Dangerous liaison: infertility and adoption
Claudia Corrigan D’Arcy wrote a terrific and passionate essay on the relationship between infertility and adoption, and why current mainstream attitudes on this are skewed: Fertility and Getting Pregnant vs Infertility and Fertility and Getting Pregnant vs Infertility and Adoption. I love the grandmother analogy, Claudia, brilliant!
As someone who came to adoption from infertility, I feel like I can write about this subject with a fairly decent chunk of authority. I did, actually, on the old blog, and therefore won’t go into my personal experience with infertility and deciding to adopt here. Instead, and for those adoptive parents who may read Claudia’s post with disdain or dismissal, I’d like to offer a few additional thoughts to encourage you to rethink the “win-win” that often characterizes infertility and adoption.
Infertility is a medical problem: the inability to become pregnant and/or bring a pregnancy to term. Infertility can only be resolved by a successful pregnancy. Pregnancy, however, isn’t an end to itself in the same way correcting other medical problems is (removing a tumor, for example, or putting cancer into remission). It’s no wonder most people view a child as the ultimate cure for infertility, which in turn sends us down a slippery ethical slope.
Take a look at the website of RESOLVE, the well-respected infertility support organization. Click the Family Building Options link, and look at what’s right up at the top of the list. With that simple menu option, RESOLVE sends its constituents and the public a message that, in spite of its tagline (The National Infertility Association), it does not restrict its support to the medical condition of infertility, but instead includes non-medical support for childlessness in its mission.
Look further at the information on the Adoption page. It is a how-to list, focusing on types of adoption and how to pay for it, no more than that. This is not the way anyone should enter the world of adoption.
I say this with regret, as a former member and DC chapter president of RESOLVE back in the late 80s. I, like many others, viewed infertility and childlessness as essentially the same, and adoption as a cure for both. Those of us who moved toward adoption did so with impunity, believing we had the same right to adopt as other fellow infertiles had to a cycle of IVF. It was, and continues to be, a dangerous attitude.

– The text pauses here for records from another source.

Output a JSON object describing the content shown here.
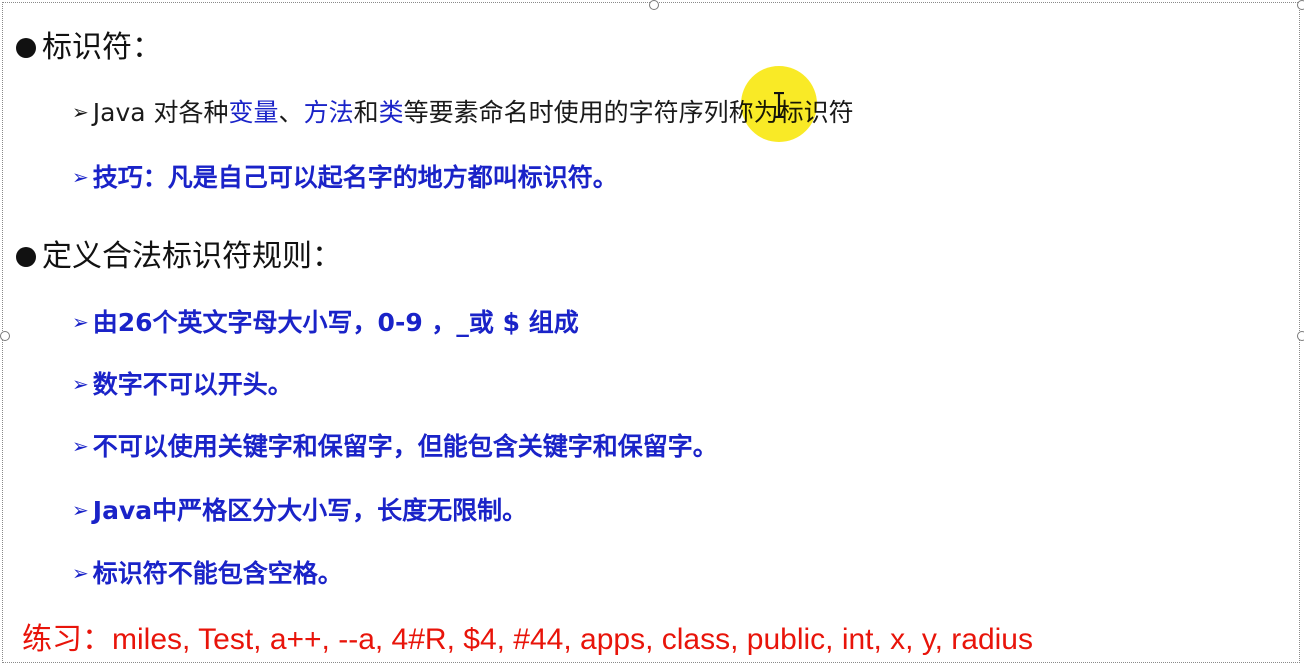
{
  "heading1": {
    "text": "标识符："
  },
  "item1": {
    "prefix": "Java 对各种",
    "variable": "变量",
    "sep1": "、",
    "method": "方法",
    "and": "和",
    "klass": "类",
    "suffix": "等要素命名时使用的字符序列称为标识符"
  },
  "item2": {
    "text": "技巧：凡是自己可以起名字的地方都叫标识符。"
  },
  "heading2": {
    "text": "定义合法标识符规则："
  },
  "rules": [
    "由26个英文字母大小写，0-9 ，_或 $ 组成",
    "数字不可以开头。",
    "不可以使用关键字和保留字，但能包含关键字和保留字。",
    "Java中严格区分大小写，长度无限制。",
    "标识符不能包含空格。"
  ],
  "practice": {
    "label": "练习：",
    "examples": "miles, Test, a++, --a, 4#R, $4, #44, apps, class, public, int, x, y, radius"
  },
  "colors": {
    "text": "#1a1a1a",
    "blue": "#1a23c8",
    "red": "#e8140a",
    "highlight": "#f8e600"
  },
  "icons": {
    "bullet": "filled-circle-icon",
    "sub_bullet": "arrow-bullet-icon",
    "cursor": "text-cursor-icon"
  }
}
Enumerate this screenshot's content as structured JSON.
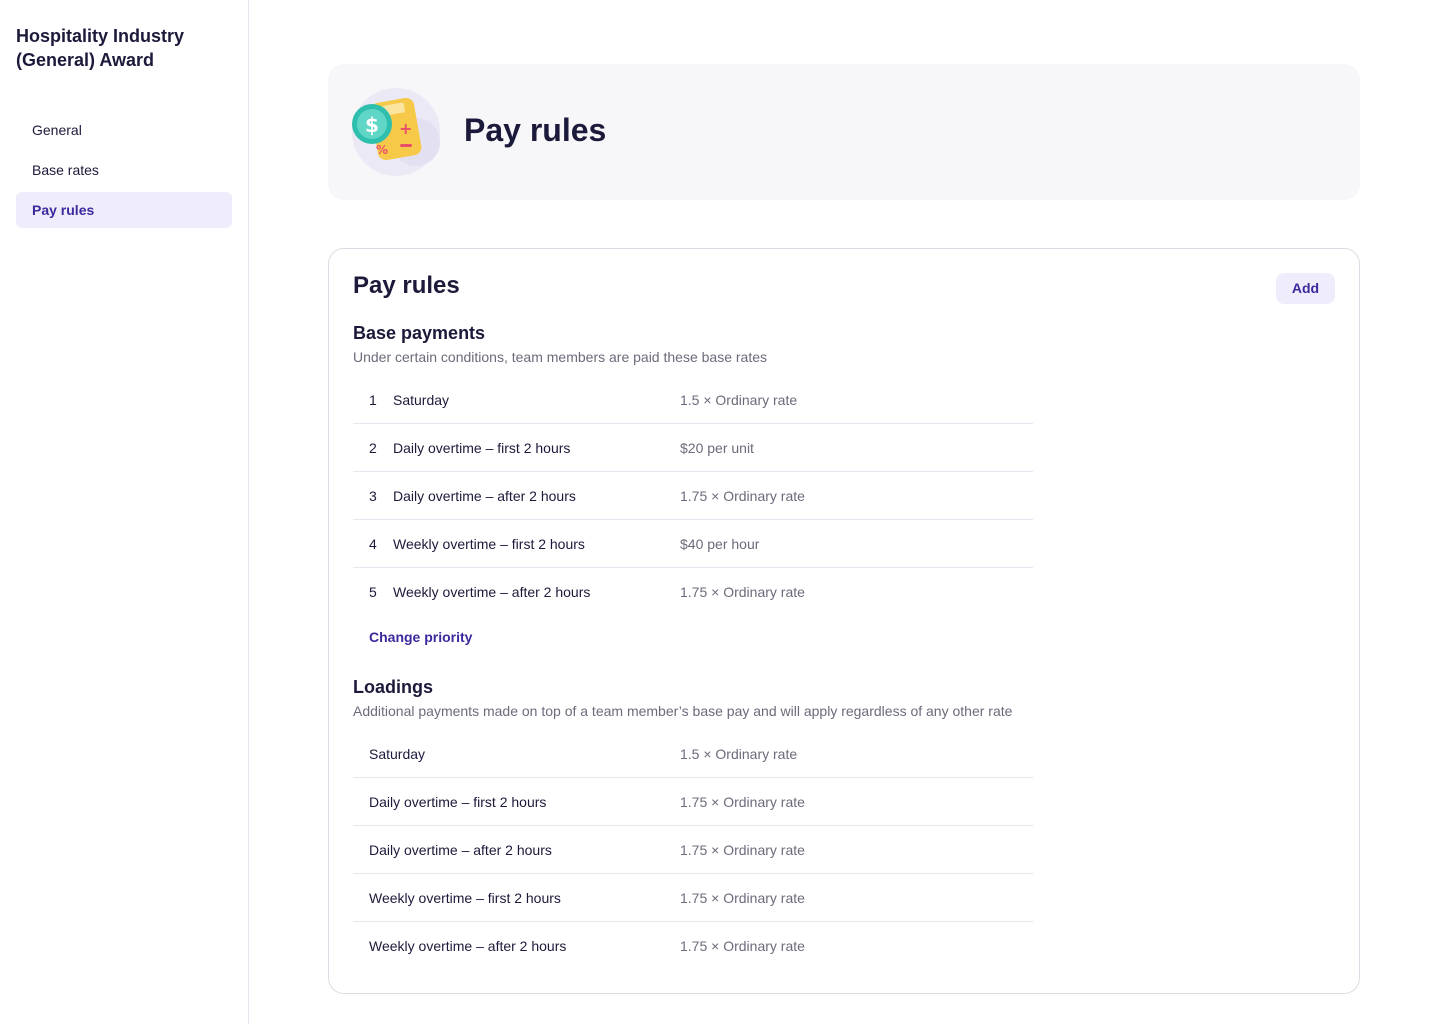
{
  "sidebar": {
    "title": "Hospitality Industry (General) Award",
    "items": [
      {
        "label": "General",
        "active": false
      },
      {
        "label": "Base rates",
        "active": false
      },
      {
        "label": "Pay rules",
        "active": true
      }
    ]
  },
  "hero": {
    "title": "Pay rules",
    "icon": "calculator-coin-icon"
  },
  "card": {
    "title": "Pay rules",
    "add_label": "Add",
    "base_payments": {
      "title": "Base payments",
      "description": "Under certain conditions, team members are paid these base rates",
      "rows": [
        {
          "index": "1",
          "name": "Saturday",
          "rate": "1.5 × Ordinary rate"
        },
        {
          "index": "2",
          "name": "Daily overtime – first 2 hours",
          "rate": "$20 per unit"
        },
        {
          "index": "3",
          "name": "Daily overtime – after 2 hours",
          "rate": "1.75 × Ordinary rate"
        },
        {
          "index": "4",
          "name": "Weekly overtime – first 2 hours",
          "rate": "$40 per hour"
        },
        {
          "index": "5",
          "name": "Weekly overtime – after 2 hours",
          "rate": "1.75 × Ordinary rate"
        }
      ],
      "change_priority_label": "Change priority"
    },
    "loadings": {
      "title": "Loadings",
      "description": "Additional payments made on top of a team member’s base pay and will apply regardless of any other rate",
      "rows": [
        {
          "name": "Saturday",
          "rate": "1.5 × Ordinary rate"
        },
        {
          "name": "Daily overtime – first 2 hours",
          "rate": "1.75 × Ordinary rate"
        },
        {
          "name": "Daily overtime – after 2 hours",
          "rate": "1.75 × Ordinary rate"
        },
        {
          "name": "Weekly overtime – first 2 hours",
          "rate": "1.75 × Ordinary rate"
        },
        {
          "name": "Weekly overtime – after 2 hours",
          "rate": "1.75 × Ordinary rate"
        }
      ]
    }
  },
  "colors": {
    "accent": "#3b2a9e",
    "accent_bg": "#efedfb",
    "text": "#1c1a3a",
    "muted": "#6b6b7b"
  }
}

Adoption is not a treatment for infertility. Removing adoption from the infertility vocabulary would do adoption reform and justice a world of good.